1 Fluid Journal Fall 1995 Summary: Soil sampling is the beginning point of nutrient management in a reduced-till program. Problems routinely observed in reduced-till are stratification of immobile nutrients and loss of the mobile nutrient N via volatilization, nitrification, etc. Overliming can be a problem in reduced- till. Keys to success in reduced-till are proper placement of nutrients (surface banding or subsurface banding) and timing of application (especially N). Starter fertilizer is a foundation for proper nutrient management in a conservation tillage system. Effects of surface residues must be accounted for and fertilizer contact with residues minimized. reduced-till system consists of at least five components: cropping strategy, pest management, residue management, nutrient management, and tillage. Each part must work in harmony with the different elements of the system. The ideal plan incorporates these essential components to form a cohesive whole. In this article, we'll focus on nutrient and residue management. Where to begin Management in a reduced-till system begins by accounting for all nutrients and matching supply with crop demand. Soil testing, applying legume credits, and taking into consideration nutrient loading from manures and sludges are all necessary to accurately predicting fertilizer needs.
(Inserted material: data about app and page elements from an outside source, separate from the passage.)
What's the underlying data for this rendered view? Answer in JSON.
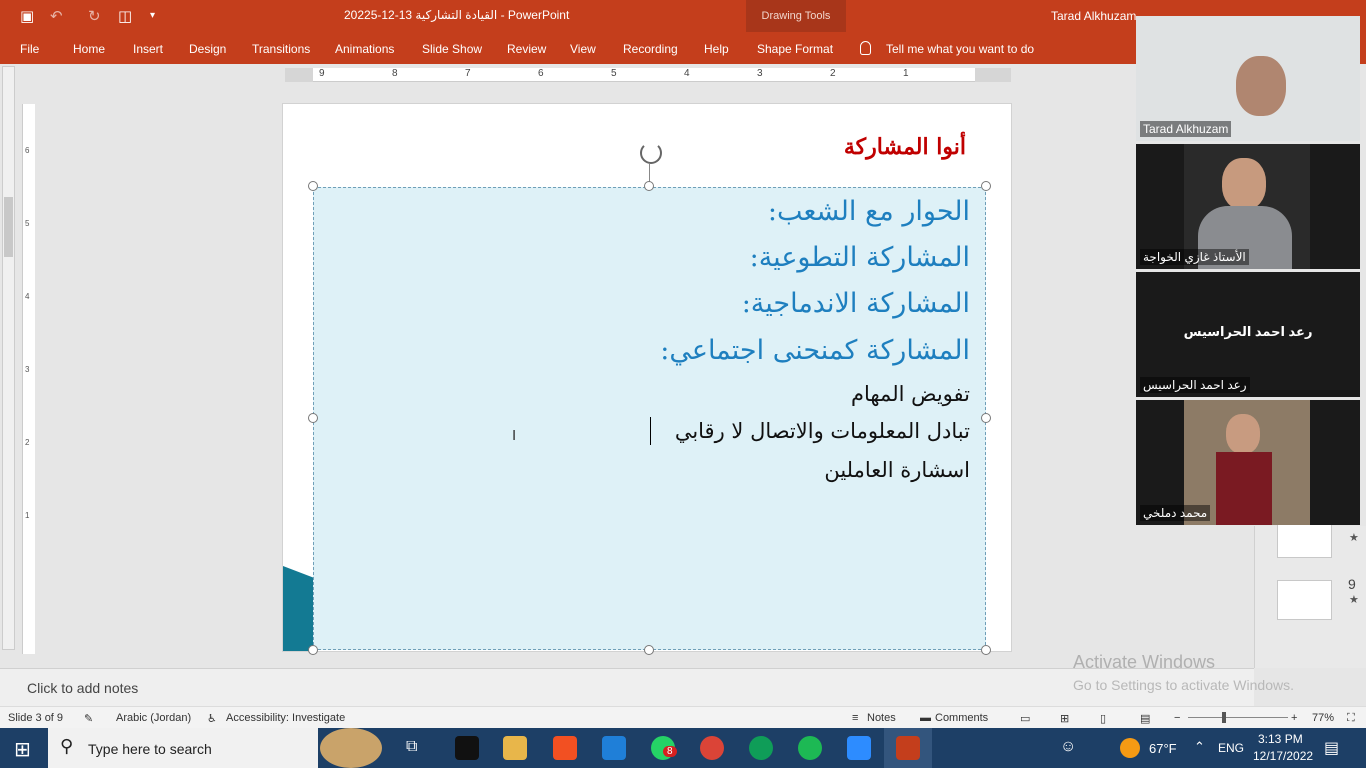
{
  "titlebar": {
    "doc_title": "القيادة التشاركية 13-12-20225 - PowerPoint",
    "context_tab": "Drawing Tools",
    "user_name": "Tarad Alkhuzam"
  },
  "ribbon": {
    "tabs": [
      "File",
      "Home",
      "Insert",
      "Design",
      "Transitions",
      "Animations",
      "Slide Show",
      "Review",
      "View",
      "Recording",
      "Help",
      "Shape Format"
    ],
    "tell_me": "Tell me what you want to do"
  },
  "ruler": {
    "h_ticks": [
      "9",
      "8",
      "7",
      "6",
      "5",
      "4",
      "3",
      "2",
      "1"
    ],
    "v_ticks": [
      "6",
      "5",
      "4",
      "3",
      "2",
      "1"
    ]
  },
  "slide": {
    "title": "أنوا المشاركة",
    "headings": [
      "الحوار مع الشعب:",
      "المشاركة التطوعية:",
      "المشاركة الاندماجية:",
      "المشاركة كمنحنى اجتماعي:"
    ],
    "body": [
      "تفويض المهام",
      "تبادل المعلومات والاتصال لا رقابي",
      "اسشارة العاملين"
    ]
  },
  "notes": {
    "placeholder": "Click to add notes"
  },
  "status": {
    "slide_info": "Slide 3 of 9",
    "language": "Arabic (Jordan)",
    "accessibility": "Accessibility: Investigate",
    "notes_btn": "Notes",
    "comments_btn": "Comments",
    "zoom": "77%"
  },
  "watermark": {
    "line1": "Activate Windows",
    "line2": "Go to Settings to activate Windows."
  },
  "thumbnails": {
    "next_number": "9",
    "star": "★"
  },
  "video": {
    "participants": [
      "Tarad Alkhuzam",
      "الأستاذ غازي الخواجة",
      "رعد احمد الحراسيس",
      "محمد دملخي"
    ],
    "center_label": "رعد احمد الحراسيس"
  },
  "taskbar": {
    "search_placeholder": "Type here to search",
    "whatsapp_badge": "8",
    "weather": "67°F",
    "lang": "ENG",
    "time": "3:13 PM",
    "date": "12/17/2022"
  },
  "colors": {
    "accent": "#c43e1c",
    "heading": "#1e7fbf",
    "title": "#c00000",
    "textbox_fill": "#def1f7",
    "taskbar": "#1d3f66"
  }
}
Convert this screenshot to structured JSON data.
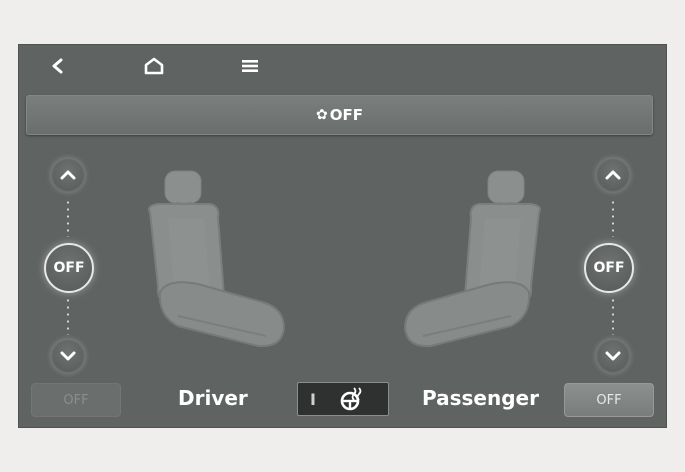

Soil testing is usually accomplished by Dr. Raun Lohry Managing R ManagingR Managing R ManagingR Managing Reduced Til lage Systems educed Til lage Systems educed Tillage Systems educed Tillage Systems educed Tillage Systems Nutrient and residue management are key componentsin a cohesive program to maximize crop yields A by one of two methods: grid sampling or by soil type. Grid sampling involves taking samples from small tracts of land and performing computer analyses. Fertilizer applications are based on the nutrient need of each tract. Sampling by soil type involves collecting cores from similar soil types on areas smaller than 25 acres. Fertilizer is then applied to the whole soil type in the sample area. Soil tests and fertilizer recommendations for individual nutrient application rates can be obtained from local fertilizer dealers, testing labs or university cooperative extension services. Regardless of the soil sampling system employed, the soil zone between six and eight inches often is used to estimate availability of non-mobile elements such as phosphorus, potassium, zinc, and other micronutrients. The sampling area for nitrogen can vary by area, so be sure your soil testing lab knows how deep the sample was taken. Some states use a four-foot average and others use two or just the top foot. Manures and sludges should be analyzed for N, P and K before application. Care should be taken to apply as evenly and accurately as possible. Document for future reference where manure applications have been made. Don't overlime P and K soil tests usually check for lime requirements. Because conservation tillage reduces the soil volume that can react with lime, the quantity of lime applied must be adjusted to avoid overliming. As a general rule, conservation tillage systems reduce soil volume that reacts with lime by half. Liming recommendations should be reduced accordingly. Overliming can induce micronutrient deficiencies such as zinc, manganese, and iron. It can also increase carryover potential of some herbicides. Lime often needs to be applied more frequently in reduced-till because the volume of soil that acidifying fertilizers react with is less. Figure 1. Stratification of P and K in different tillage systems. P K PK-lbs/A 300 250 200 150 100 50 0 0-3" Plow 0-3" No-till 3-6" Plow 3-6" No-till 6-9" Plow 6-9" No-till 9-12" Plow 9-12" No-till SOIL DEPTH
Fluid Journal 1996-1998